A stable, part-humid environment prevents the wood from shrinking, swelling, splitting and warping which can loosen the joints and hardware.
I used Feed-N-Wax on this secretary 2 weeks ago It's really soaked up the polish.
I added another coat today. The secretary will have that polished look for about a week.
I've been dusting and polishing and oiling these pieces for the last 15 years. I've used Old English tinted oil, regular furniture polish, plain lemon oil and most recently something my aunt told me about called Howard Restor-A-Finish. The Restor-A-Finish works like the Old English tinted oil and covers scratches and brings the wood to life. I've used this off and on for the last year or so.
Recently, I bought a butcher block top to make a table top for my son's apartment. You can see that post here. The butcher block wasn't sealed, so I asked a guy at the home improvement store if they had any food safe mineral oil or any other kind of treatment that I could put on the butcher block to seal it and make it water repellant. He showed me Howard Butcher Block Oil and Howard Butcher Block Conditioner. I realized that these were made by the same people that make Restor-A-Finish. So, I bought both and they didn't dissappoint. The butcher block is beautiful and water repellant.
3. Apply a quality beeswax based polish to bring out the color and grain of the wood and provide some protection.
I'm using Howard Feed-N-Wax. This is the best furniture polish for old wood because it's made of beeswax, carnauba wax and orange oil.
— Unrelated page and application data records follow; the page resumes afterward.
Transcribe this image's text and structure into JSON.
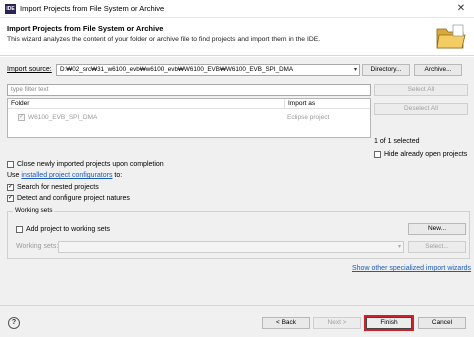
{
  "window": {
    "app_icon": "IDE",
    "title": "Import Projects from File System or Archive",
    "close_glyph": "✕"
  },
  "header": {
    "title": "Import Projects from File System or Archive",
    "description": "This wizard analyzes the content of your folder or archive file to find projects and import them in the IDE."
  },
  "source": {
    "label": "Import source:",
    "value": "D:₩02_src₩31_w6100_evb₩w6100_evb₩W6100_EVB₩W6100_EVB_SPI_DMA",
    "directory_button": "Directory...",
    "archive_button": "Archive..."
  },
  "filter": {
    "placeholder": "type filter text",
    "select_all": "Select All",
    "deselect_all": "Deselect All"
  },
  "table": {
    "columns": [
      "Folder",
      "Import as"
    ],
    "rows": [
      {
        "folder": "W6100_EVB_SPI_DMA",
        "import_as": "Eclipse project",
        "checked": true
      }
    ]
  },
  "selection": {
    "count_text": "1 of 1 selected",
    "hide_open_label": "Hide already open projects"
  },
  "options": {
    "close_newly": "Close newly imported projects upon completion",
    "use_prefix": "Use",
    "installed_link": "installed project configurators",
    "use_suffix": "to:",
    "search_nested": "Search for nested projects",
    "detect_natures": "Detect and configure project natures"
  },
  "working_sets": {
    "group_label": "Working sets",
    "add_label": "Add project to working sets",
    "new_button": "New...",
    "sets_label": "Working sets:",
    "select_button": "Select..."
  },
  "specialized_link": "Show other specialized import wizards",
  "footer": {
    "help": "?",
    "back": "< Back",
    "next": "Next >",
    "finish": "Finish",
    "cancel": "Cancel"
  },
  "colors": {
    "link": "#1a5bbf",
    "highlight": "#d0202a",
    "background": "#f0f0f0"
  }
}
I've included some photos of before and after throughout this post.
While I was looking at the mineral oil and conditioner I saw another
product called Howard Feed-N-Wax wood polish and conditioner. Hmmm. I've got to try this too. So, I bought it.
I went on the Howard website and watched their videos and read about their products and how they worked. The Feed-N-Wax is made out of #beeswax, carnauba wax and orange oil and it feeds the wood and brings out the natural grain of the wood. You wipe it on pretty thick, then go back later and "buff" it with a clean, soft cloth. They recommend that you use it along with the Restor-A-Finish.
In my experience, furniture polishes "disappear" after a day or two, but this one has staying power and a pleasant orange smell. Your furniture will glow for about a week. This #furniturepolish actually soaks into the wood and brings it to life!
Before Feed-N-Wax on the left.
After Feed-N-Wax on the right.
Before on the left.
After on the right,
Below are some photos of the dresser top before and after Howard Feed-N-Wax. I used a line on the top of the dresser to separate the treated side from the untreated side. (I didn't draw the line. I don't know how it got there. ). The light was a little different because of the time of day when I took these photos, but you can still see a big difference in the sides.
I wiped a thick coat of Howard Feed-N-Wax on the right side of the line.